- [Your goal]: Output begins at the line with "Convert this screenshot" and ends at the last line of the records below. Copy each line in that span exactly, and leave out pictures.

- [Records to use]:

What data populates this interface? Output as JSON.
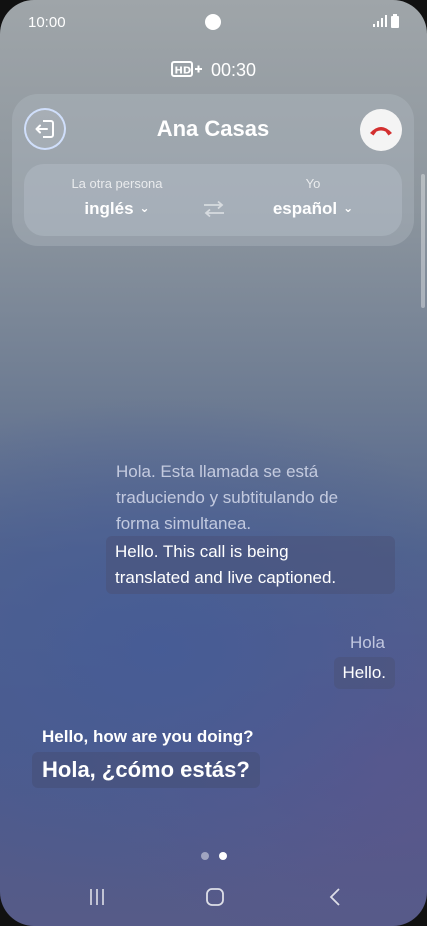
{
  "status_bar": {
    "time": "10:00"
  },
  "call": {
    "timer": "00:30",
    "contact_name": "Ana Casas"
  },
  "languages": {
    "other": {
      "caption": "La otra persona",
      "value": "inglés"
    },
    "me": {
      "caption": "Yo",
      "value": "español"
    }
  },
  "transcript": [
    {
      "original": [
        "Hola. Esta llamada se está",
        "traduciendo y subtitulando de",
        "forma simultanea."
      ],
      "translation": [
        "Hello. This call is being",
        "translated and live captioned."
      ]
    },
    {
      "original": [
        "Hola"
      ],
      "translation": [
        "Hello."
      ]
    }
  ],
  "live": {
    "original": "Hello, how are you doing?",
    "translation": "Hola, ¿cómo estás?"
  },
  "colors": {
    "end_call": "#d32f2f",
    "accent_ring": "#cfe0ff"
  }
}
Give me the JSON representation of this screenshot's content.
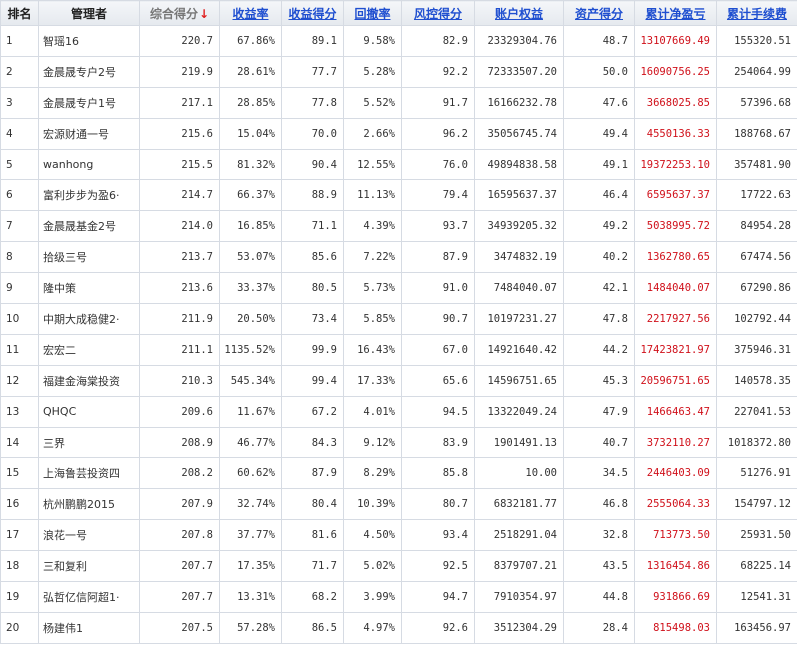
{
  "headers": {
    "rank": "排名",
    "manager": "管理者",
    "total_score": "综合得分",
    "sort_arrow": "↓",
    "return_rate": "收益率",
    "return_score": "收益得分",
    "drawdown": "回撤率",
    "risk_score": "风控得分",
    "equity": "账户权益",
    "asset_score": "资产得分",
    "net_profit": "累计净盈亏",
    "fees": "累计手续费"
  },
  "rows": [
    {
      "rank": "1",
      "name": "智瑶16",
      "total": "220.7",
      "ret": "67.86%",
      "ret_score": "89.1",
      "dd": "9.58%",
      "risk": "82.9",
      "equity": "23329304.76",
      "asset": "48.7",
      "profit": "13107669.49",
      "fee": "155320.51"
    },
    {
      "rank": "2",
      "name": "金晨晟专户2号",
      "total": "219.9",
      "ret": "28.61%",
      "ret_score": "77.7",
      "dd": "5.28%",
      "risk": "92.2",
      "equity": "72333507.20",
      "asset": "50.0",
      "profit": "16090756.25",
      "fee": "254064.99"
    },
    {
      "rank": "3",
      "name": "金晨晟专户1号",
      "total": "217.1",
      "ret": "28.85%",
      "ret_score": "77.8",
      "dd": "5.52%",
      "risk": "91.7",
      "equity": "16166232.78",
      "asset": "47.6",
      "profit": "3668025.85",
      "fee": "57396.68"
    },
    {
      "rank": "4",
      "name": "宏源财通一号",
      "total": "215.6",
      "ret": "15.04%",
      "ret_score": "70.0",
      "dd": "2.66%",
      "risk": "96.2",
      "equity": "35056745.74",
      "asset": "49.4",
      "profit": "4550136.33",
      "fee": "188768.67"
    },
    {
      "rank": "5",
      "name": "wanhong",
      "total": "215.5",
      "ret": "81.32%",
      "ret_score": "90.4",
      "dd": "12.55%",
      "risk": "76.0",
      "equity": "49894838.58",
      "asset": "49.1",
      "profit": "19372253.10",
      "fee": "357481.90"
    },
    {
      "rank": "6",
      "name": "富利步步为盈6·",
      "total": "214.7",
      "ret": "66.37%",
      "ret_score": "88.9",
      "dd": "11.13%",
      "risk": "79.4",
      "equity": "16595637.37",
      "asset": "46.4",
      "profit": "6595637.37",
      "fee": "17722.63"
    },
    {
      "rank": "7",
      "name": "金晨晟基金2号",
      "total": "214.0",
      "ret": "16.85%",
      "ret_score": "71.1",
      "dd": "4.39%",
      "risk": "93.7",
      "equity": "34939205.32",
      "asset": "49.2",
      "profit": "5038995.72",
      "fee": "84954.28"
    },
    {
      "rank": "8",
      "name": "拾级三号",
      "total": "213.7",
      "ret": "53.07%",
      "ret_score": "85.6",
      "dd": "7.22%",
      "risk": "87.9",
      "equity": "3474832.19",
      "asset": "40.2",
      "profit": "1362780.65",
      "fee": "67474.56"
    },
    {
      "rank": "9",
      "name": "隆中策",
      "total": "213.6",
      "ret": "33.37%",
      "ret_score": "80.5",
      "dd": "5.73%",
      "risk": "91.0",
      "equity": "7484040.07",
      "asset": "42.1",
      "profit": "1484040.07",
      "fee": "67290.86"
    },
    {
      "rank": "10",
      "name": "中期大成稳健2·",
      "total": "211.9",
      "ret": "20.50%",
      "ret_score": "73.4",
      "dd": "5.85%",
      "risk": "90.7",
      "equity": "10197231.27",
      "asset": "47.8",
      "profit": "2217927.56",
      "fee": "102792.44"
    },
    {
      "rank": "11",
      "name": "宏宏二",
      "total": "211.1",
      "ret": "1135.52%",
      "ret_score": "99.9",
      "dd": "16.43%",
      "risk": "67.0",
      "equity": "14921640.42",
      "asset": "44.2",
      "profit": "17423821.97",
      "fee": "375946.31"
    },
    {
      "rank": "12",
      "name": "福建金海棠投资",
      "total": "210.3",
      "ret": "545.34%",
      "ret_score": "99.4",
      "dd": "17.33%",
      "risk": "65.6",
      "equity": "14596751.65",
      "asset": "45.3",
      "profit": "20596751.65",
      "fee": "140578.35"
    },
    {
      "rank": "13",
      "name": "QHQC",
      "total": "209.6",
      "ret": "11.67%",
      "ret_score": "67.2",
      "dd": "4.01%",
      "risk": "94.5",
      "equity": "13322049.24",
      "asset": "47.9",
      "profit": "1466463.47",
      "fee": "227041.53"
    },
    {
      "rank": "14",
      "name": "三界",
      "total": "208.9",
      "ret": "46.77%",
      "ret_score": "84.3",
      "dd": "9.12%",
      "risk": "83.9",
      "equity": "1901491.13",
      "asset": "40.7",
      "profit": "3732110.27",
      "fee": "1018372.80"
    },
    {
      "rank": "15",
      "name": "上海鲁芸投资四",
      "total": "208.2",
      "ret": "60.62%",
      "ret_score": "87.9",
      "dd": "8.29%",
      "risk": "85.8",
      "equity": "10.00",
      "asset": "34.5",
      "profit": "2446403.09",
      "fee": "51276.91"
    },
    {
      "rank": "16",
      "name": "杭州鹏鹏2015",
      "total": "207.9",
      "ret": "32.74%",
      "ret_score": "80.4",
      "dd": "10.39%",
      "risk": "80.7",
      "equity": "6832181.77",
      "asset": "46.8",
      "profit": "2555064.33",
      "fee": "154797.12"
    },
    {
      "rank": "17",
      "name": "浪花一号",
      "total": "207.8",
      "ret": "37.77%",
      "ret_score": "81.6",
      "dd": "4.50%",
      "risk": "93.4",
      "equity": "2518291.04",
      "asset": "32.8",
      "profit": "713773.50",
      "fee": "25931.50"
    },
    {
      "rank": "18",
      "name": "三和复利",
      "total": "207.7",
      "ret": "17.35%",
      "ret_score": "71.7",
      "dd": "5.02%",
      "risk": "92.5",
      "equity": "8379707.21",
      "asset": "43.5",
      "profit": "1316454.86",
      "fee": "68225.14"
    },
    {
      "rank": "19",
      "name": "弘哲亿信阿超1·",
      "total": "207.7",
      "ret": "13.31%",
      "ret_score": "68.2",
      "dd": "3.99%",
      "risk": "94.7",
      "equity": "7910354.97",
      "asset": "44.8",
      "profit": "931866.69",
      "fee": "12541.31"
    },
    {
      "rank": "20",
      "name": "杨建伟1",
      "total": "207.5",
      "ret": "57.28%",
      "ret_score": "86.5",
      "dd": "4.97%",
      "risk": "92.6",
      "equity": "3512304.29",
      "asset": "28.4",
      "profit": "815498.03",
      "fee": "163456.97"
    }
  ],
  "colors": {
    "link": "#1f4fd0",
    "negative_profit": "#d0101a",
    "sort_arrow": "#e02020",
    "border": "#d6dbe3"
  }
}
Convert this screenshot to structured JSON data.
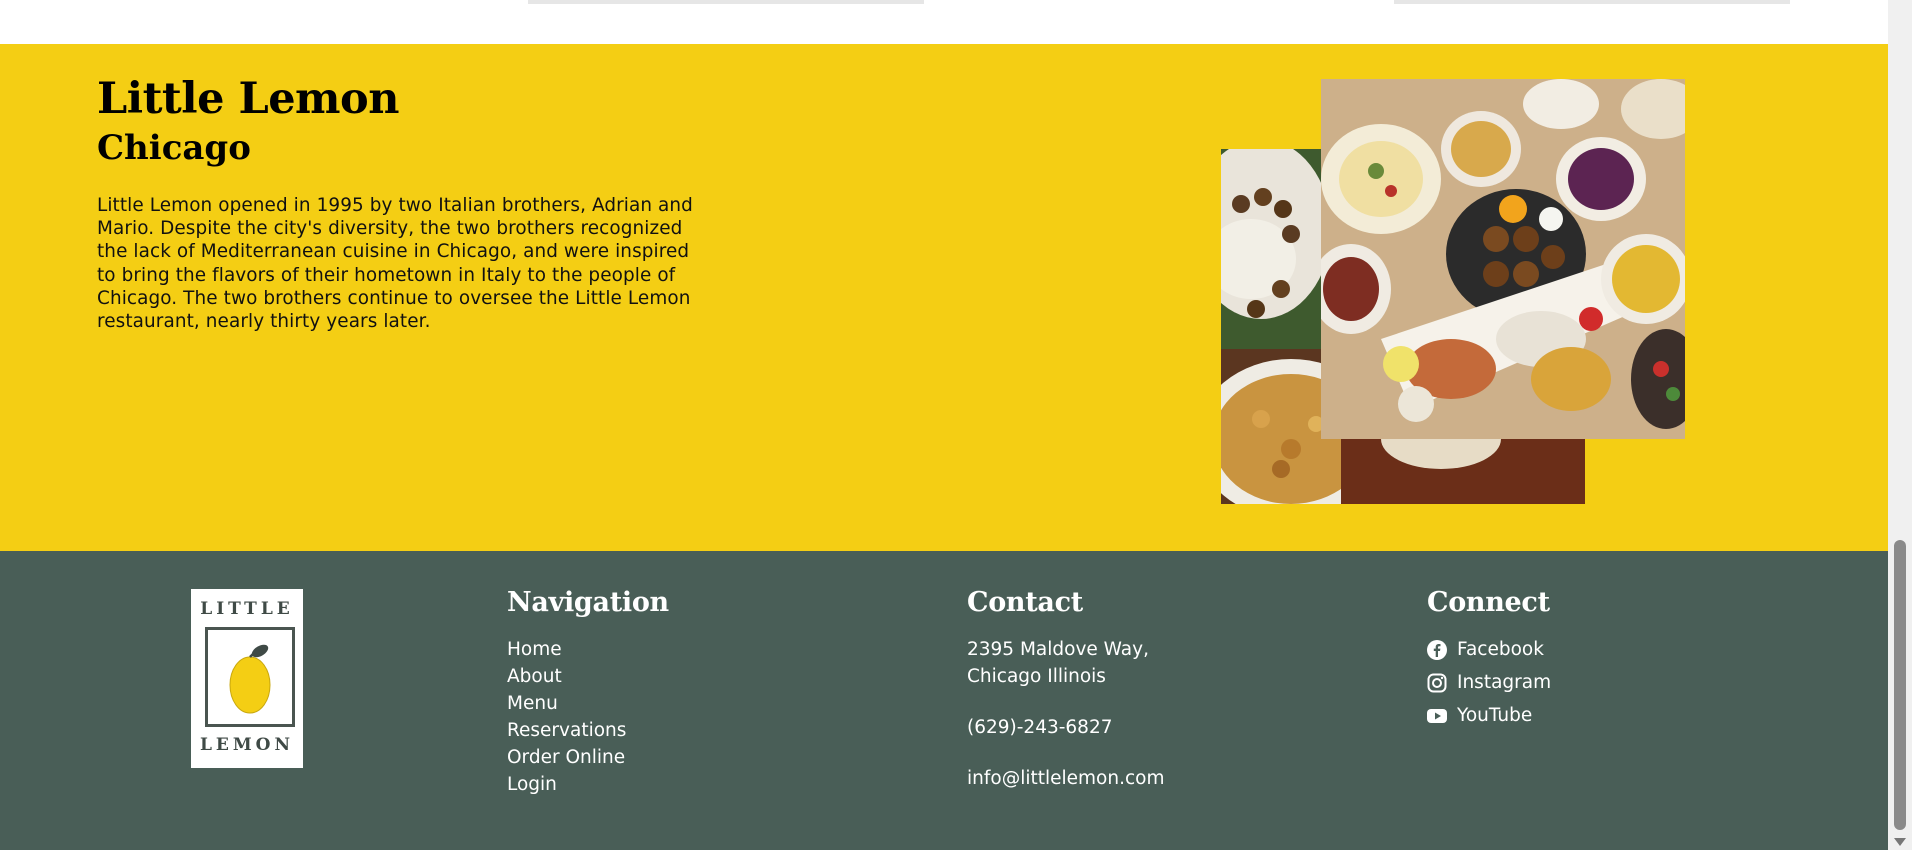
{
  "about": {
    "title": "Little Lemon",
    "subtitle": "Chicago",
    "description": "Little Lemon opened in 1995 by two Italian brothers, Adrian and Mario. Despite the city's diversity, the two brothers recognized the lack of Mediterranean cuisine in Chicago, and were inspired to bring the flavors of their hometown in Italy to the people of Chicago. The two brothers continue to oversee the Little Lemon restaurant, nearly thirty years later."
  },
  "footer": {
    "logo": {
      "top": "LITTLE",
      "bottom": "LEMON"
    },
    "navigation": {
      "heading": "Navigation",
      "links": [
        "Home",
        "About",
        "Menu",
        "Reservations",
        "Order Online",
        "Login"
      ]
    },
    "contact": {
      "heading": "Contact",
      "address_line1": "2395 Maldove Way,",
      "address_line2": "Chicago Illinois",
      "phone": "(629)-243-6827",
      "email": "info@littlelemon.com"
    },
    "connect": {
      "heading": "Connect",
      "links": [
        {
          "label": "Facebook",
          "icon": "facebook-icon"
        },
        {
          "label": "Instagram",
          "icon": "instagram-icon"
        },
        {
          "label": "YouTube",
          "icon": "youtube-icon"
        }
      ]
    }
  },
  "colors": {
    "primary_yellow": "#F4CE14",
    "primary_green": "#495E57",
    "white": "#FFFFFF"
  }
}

- [Answer area]:
Convert this screenshot to structured JSON data.
{
  "about": {
    "title": "Little Lemon",
    "subtitle": "Chicago",
    "description": "Little Lemon opened in 1995 by two Italian brothers, Adrian and Mario. Despite the city's diversity, the two brothers recognized the lack of Mediterranean cuisine in Chicago, and were inspired to bring the flavors of their hometown in Italy to the people of Chicago. The two brothers continue to oversee the Little Lemon restaurant, nearly thirty years later."
  },
  "footer": {
    "logo": {
      "top": "LITTLE",
      "bottom": "LEMON"
    },
    "navigation": {
      "heading": "Navigation",
      "links": [
        "Home",
        "About",
        "Menu",
        "Reservations",
        "Order Online",
        "Login"
      ]
    },
    "contact": {
      "heading": "Contact",
      "address_line1": "2395 Maldove Way,",
      "address_line2": "Chicago Illinois",
      "phone": "(629)-243-6827",
      "email": "info@littlelemon.com"
    },
    "connect": {
      "heading": "Connect",
      "links": [
        {
          "label": "Facebook",
          "icon": "facebook-icon"
        },
        {
          "label": "Instagram",
          "icon": "instagram-icon"
        },
        {
          "label": "YouTube",
          "icon": "youtube-icon"
        }
      ]
    }
  },
  "colors": {
    "primary_yellow": "#F4CE14",
    "primary_green": "#495E57",
    "white": "#FFFFFF"
  }
}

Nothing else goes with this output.